Now that we have opened our new west coast office, I find myself attending a lot more business networking events in Victoria and Vancouver than I have in the past. At one of these well-attended events, I was walking back to my vehicle at the end of the evening, when I happened to find myself next to a woman who was also leaving the same event. I had not had an opportunity to meet her earlier in the evening, so as we made the three-minute walk to the parking lot, we shook hands and introduced ourselves to each other. As we parted ways beneath a street light, she asked for my business card, suggesting that we should meet again over a cup of coffee to get to know one another. I readily agreed, always open to building relationships in my professional circles. I took her business card as well, intending to connect with her the next time I was in town.
Our next contact was not what I expected
One week later, I received an email from her. But it didn’t contain the expected invitation to coffee. Continue reading
If you’re a regular reader of the blog, or if you receive my monthly Mega Minutes, then you already know how excited I am about sharing the stage with three exceptional speakers at the Customer Service Leadership Summit in Calgary AB on November 15. Not just these three amazing thought-leaders, but three industry experts will also be on stage, each of whom know exactly what they’re talking about and willing to share their extensive knowledge with you! Why make the most common mistakes when you can learn how to avoid them from people who are incredibly successful at what they do? The advance registration deadline is just two days away … just until midnight on Wednesday November 8. If you act before then, you’ll save 30% off the standard rate. On Thursday, the price will go up. We only have a few seats left, so do it now!

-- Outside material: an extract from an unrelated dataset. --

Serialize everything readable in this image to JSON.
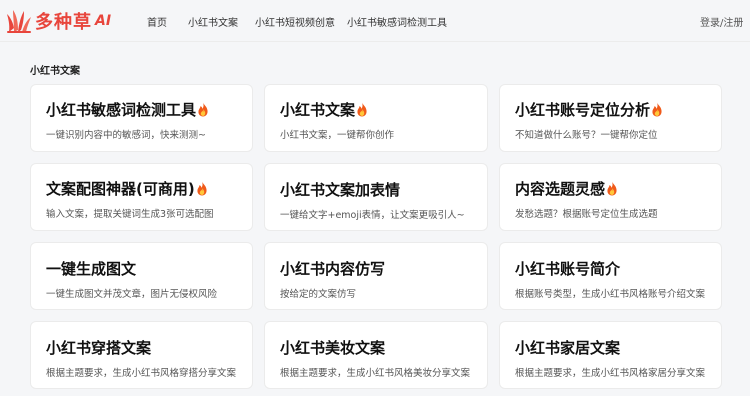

Still not sure whether you should attend? Get a sample of what you can expect
If you’ve been waffling on whether or not you should attend, following are four videos that give you just a small taste of what you can expect. Michael Kerr, Tina Varughese, and Jeff Mowatt are not just my professional colleagues who are renowned experts in their individual areas, but they are also professional speakers who know how to engage and entertain a business audience while sharing relevant ideas
Michael Kerr – Best-selling author
Tina Varughese – Cross-cultural communication expert
Jeff Mowatt – Customer service strategist
And … yours truly
I started this video tip series on how leaders can successfully implement workplace change back in June, and today is instalment #15, which will be my final piece of advice in this series. I hope you’ve enjoyed them and found them of value. If you want to see all of them in one place, you can find them in the Video section of our website (under the Tools tab). Here is a direct link: http://www.turningmanagersintoleaders.com/tools/videos/
My final tip in this series for leaders who are managing workplace change initiatives: recognize that you set the tone.
Recognize that you set the tone
As a leader, by virtue of your position and title in your organization, you are a role model. Which means that you need to understand that you play a key role in the success of your workplace change initiative. Your behaviour and actions will set the tone for how your employees will behave and act; it will establish the culture change that you are seeking for your department or your organization. Truth be told, you cannot expect your employees to change if you’re not willing demonstrate that you’re willing to make changes yourself. So it is essential that you walk the talk.
Walk the talk
Do as you say. Continue reading